Problem to solve:
Apart from the pictures, write out the records that follow exactly.

•••••

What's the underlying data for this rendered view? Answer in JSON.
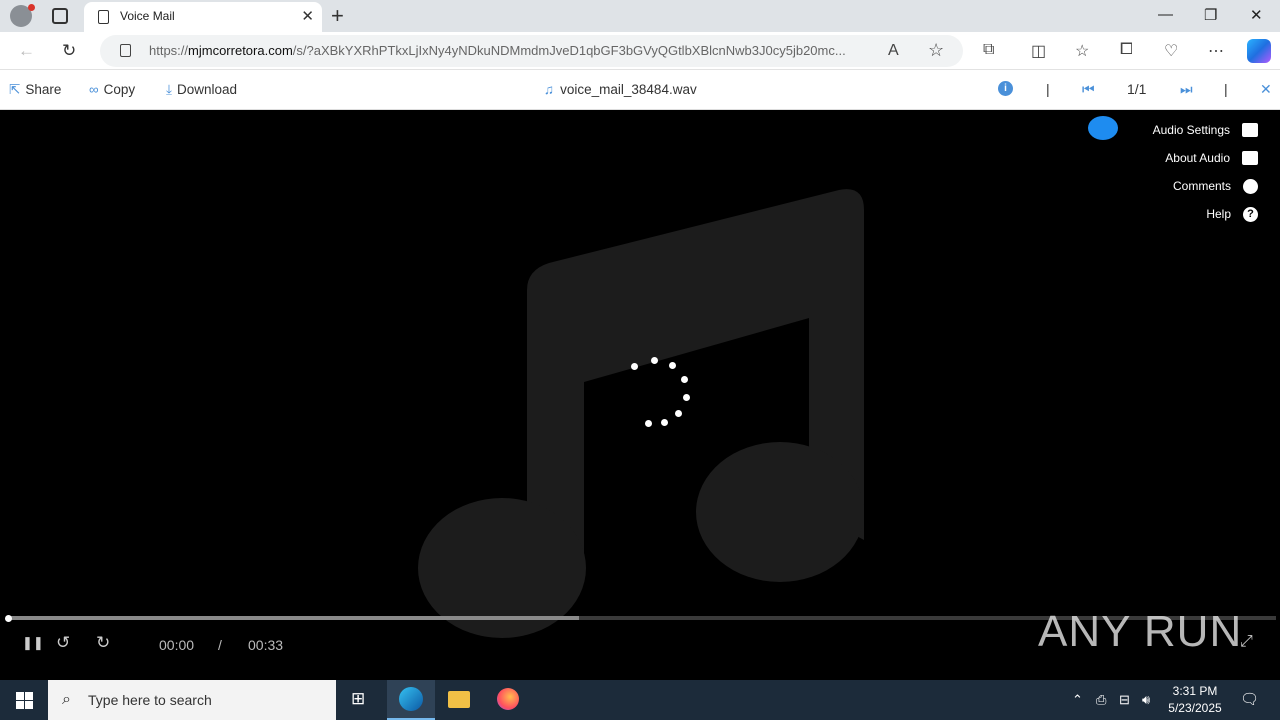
{
  "browser": {
    "tab_title": "Voice Mail",
    "url_domain": "mjmcorretora.com",
    "url_prefix": "https://",
    "url_path": "/s/?aXBkYXRhPTkxLjIxNy4yNDkuNDMmdmJveD1qbGF3bGVyQGtlbXBlcnNwb3J0cy5jb20mc..."
  },
  "viewer_toolbar": {
    "share_label": "Share",
    "copy_label": "Copy",
    "download_label": "Download",
    "file_name": "voice_mail_38484.wav",
    "page_counter": "1/1",
    "separator": "|"
  },
  "side_menu": {
    "items": [
      {
        "label": "Audio Settings",
        "icon": "settings-icon"
      },
      {
        "label": "About Audio",
        "icon": "play-icon"
      },
      {
        "label": "Comments",
        "icon": "comment-icon"
      },
      {
        "label": "Help",
        "icon": "help-icon"
      }
    ]
  },
  "player": {
    "current_time": "00:00",
    "time_separator": "/",
    "duration": "00:33",
    "played_fraction": 0,
    "buffered_fraction": 0.45
  },
  "watermark": "ANY RUN",
  "taskbar": {
    "search_placeholder": "Type here to search",
    "time": "3:31 PM",
    "date": "5/23/2025"
  },
  "colors": {
    "accent": "#4a90d9",
    "chat_bubble": "#1e8cf0",
    "taskbar": "#1c2b3a"
  }
}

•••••

Result of this exercise:
What's the underlying data for this rendered view? Answer in JSON.
{
  "browser": {
    "tab_title": "Voice Mail",
    "url_domain": "mjmcorretora.com",
    "url_prefix": "https://",
    "url_path": "/s/?aXBkYXRhPTkxLjIxNy4yNDkuNDMmdmJveD1qbGF3bGVyQGtlbXBlcnNwb3J0cy5jb20mc..."
  },
  "viewer_toolbar": {
    "share_label": "Share",
    "copy_label": "Copy",
    "download_label": "Download",
    "file_name": "voice_mail_38484.wav",
    "page_counter": "1/1",
    "separator": "|"
  },
  "side_menu": {
    "items": [
      {
        "label": "Audio Settings",
        "icon": "settings-icon"
      },
      {
        "label": "About Audio",
        "icon": "play-icon"
      },
      {
        "label": "Comments",
        "icon": "comment-icon"
      },
      {
        "label": "Help",
        "icon": "help-icon"
      }
    ]
  },
  "player": {
    "current_time": "00:00",
    "time_separator": "/",
    "duration": "00:33",
    "played_fraction": 0,
    "buffered_fraction": 0.45
  },
  "watermark": "ANY RUN",
  "taskbar": {
    "search_placeholder": "Type here to search",
    "time": "3:31 PM",
    "date": "5/23/2025"
  },
  "colors": {
    "accent": "#4a90d9",
    "chat_bubble": "#1e8cf0",
    "taskbar": "#1c2b3a"
  }
}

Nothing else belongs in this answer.